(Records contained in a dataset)
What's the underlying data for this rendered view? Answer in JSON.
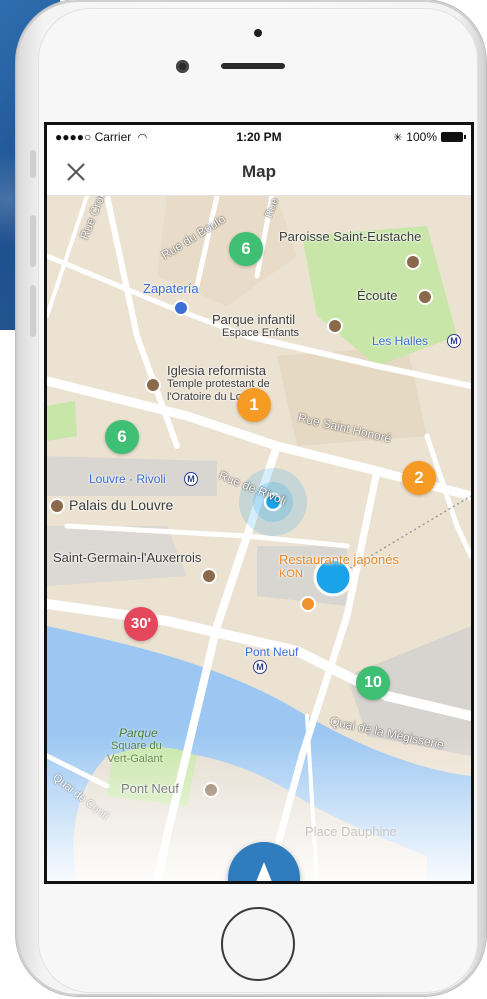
{
  "status_bar": {
    "carrier": "●●●●○ Carrier",
    "time": "1:20 PM",
    "battery": "100%"
  },
  "nav": {
    "title": "Map",
    "close_icon": "close-icon"
  },
  "map": {
    "streets": [
      "Rue du Boulo",
      "Rue Croix des Petits C",
      "Rue Saint Honoré",
      "Rue de Rivoli",
      "Quai de la Mégisserie",
      "Quai de Conti",
      "Rue"
    ],
    "places": {
      "paroisse": "Paroisse Saint-Eustache",
      "zapateria": "Zapatería",
      "ecoute": "Écoute",
      "parque_infantil": "Parque infantil",
      "espace_enfants": "Espace Enfants",
      "les_halles": "Les Halles",
      "iglesia": "Iglesia reformista",
      "temple": "Temple protestant de",
      "oratoire": "l'Oratoire du Louvre",
      "louvre_rivoli": "Louvre · Rivoli",
      "palais": "Palais du Louvre",
      "saint_germain": "Saint-Germain-l'Auxerrois",
      "restaurante": "Restaurante japonés",
      "kon": "KON",
      "pont_neuf_metro": "Pont Neuf",
      "parque": "Parque",
      "square": "Square du",
      "vert_galant": "Vert-Galant",
      "pont_neuf": "Pont Neuf",
      "place_dauphine": "Place Dauphine"
    },
    "badges": [
      {
        "name": "badge-green-6-top",
        "value": "6",
        "color": "#3fbf73"
      },
      {
        "name": "badge-orange-1",
        "value": "1",
        "color": "#f59a23"
      },
      {
        "name": "badge-green-6-left",
        "value": "6",
        "color": "#3fbf73"
      },
      {
        "name": "badge-orange-2",
        "value": "2",
        "color": "#f59a23"
      },
      {
        "name": "badge-red-30",
        "value": "30'",
        "color": "#e4475b"
      },
      {
        "name": "badge-green-10",
        "value": "10",
        "color": "#3fbf73"
      }
    ]
  },
  "colors": {
    "accent_blue": "#2f7cbe",
    "user_dot": "#1aa3e8",
    "water": "#9cc7f2",
    "park": "#c8e6a8"
  },
  "icons": {
    "navigate": "navigate-arrow-icon",
    "wifi": "wifi-icon",
    "bluetooth": "bluetooth-icon"
  }
}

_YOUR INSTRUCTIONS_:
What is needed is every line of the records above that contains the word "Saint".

_RESPONSE AREA_:
      "Rue Saint Honoré",
      "paroisse": "Paroisse Saint-Eustache",
      "saint_germain": "Saint-Germain-l'Auxerrois",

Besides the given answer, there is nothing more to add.